"You can protect federal property, but that doesn't mean it's an unlimited license to roam around the streets and pick up people based on some suspicion that maybe they're involved or gonna be involved in something," Chertoff told ABC News' "Powerhouse Politics" podcast in July.
"Some elected officials and those in the media have tried to smear our law enforcement officers, who are performing their jobs valiantly and consistent with the law and use of tactics and procedures. They have called our law enforcement professionals 'stormtroopers,' the 'Gestapo' and 'thugs.' These are offensive and irresponsible terms," Wolf said in front of the Senate Homeland Security Committee in August.
In front of the House Judiciary Committee in July, Barr also defended the use of federal agents in Portland.

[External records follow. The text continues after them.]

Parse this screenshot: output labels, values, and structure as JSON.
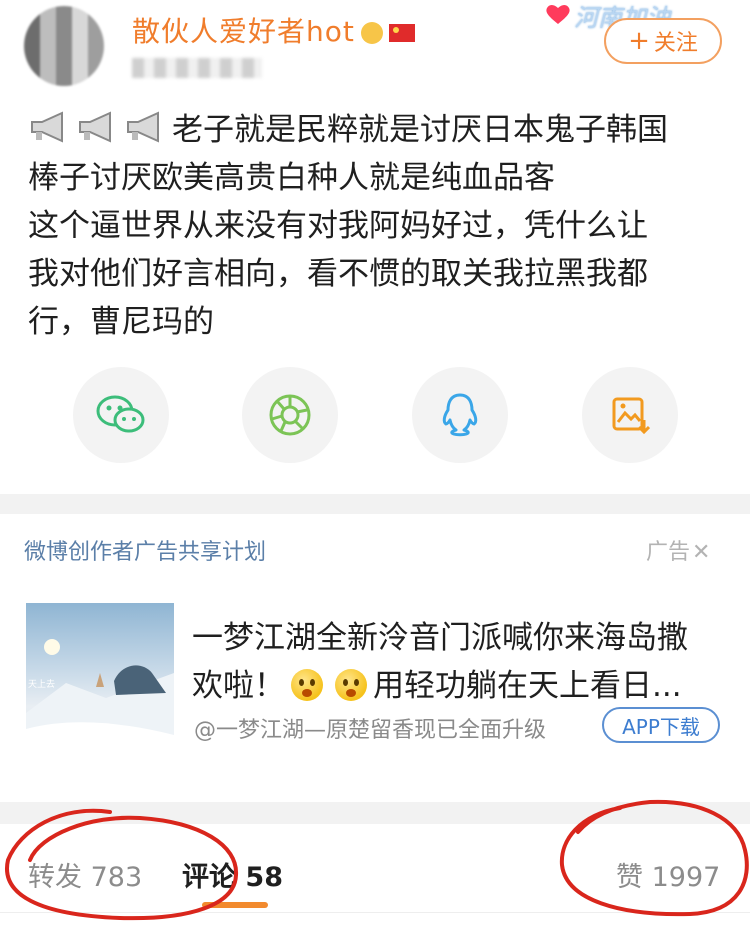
{
  "header": {
    "username": "散伙人爱好者hot",
    "deco_text": "河南加油",
    "follow_button": "关注"
  },
  "post": {
    "lines": [
      "老子就是民粹就是讨厌日本鬼子韩国",
      "棒子讨厌欧美高贵白种人就是纯血品客",
      "这个逼世界从来没有对我阿妈好过，凭什么让",
      "我对他们好言相向，看不惯的取关我拉黑我都",
      "行，曹尼玛的"
    ]
  },
  "share": {
    "icons": [
      "wechat-icon",
      "moments-icon",
      "qq-icon",
      "save-image-icon"
    ]
  },
  "ad": {
    "program": "微博创作者广告共享计划",
    "label": "广告",
    "thumb_text": "天上去",
    "title_line1": "一梦江湖全新泠音门派喊你来海岛撒",
    "title_line2_a": "欢啦！",
    "title_line2_b": "用轻功躺在天上看日...",
    "source": "@一梦江湖—原楚留香现已全面升级",
    "app_button": "APP下载"
  },
  "tabs": {
    "repost_label": "转发",
    "repost_count": "783",
    "comment_label": "评论",
    "comment_count": "58",
    "like_label": "赞",
    "like_count": "1997"
  },
  "colors": {
    "accent_orange": "#f07d2c",
    "link_blue": "#5b7fa8",
    "annotation_red": "#d9261c"
  }
}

"The most basic responsibility of government is to ensure the rule of law, so that people can live their lives safely and without fear. The Justice Department will continue working to meet that solemn responsibility," Barr said.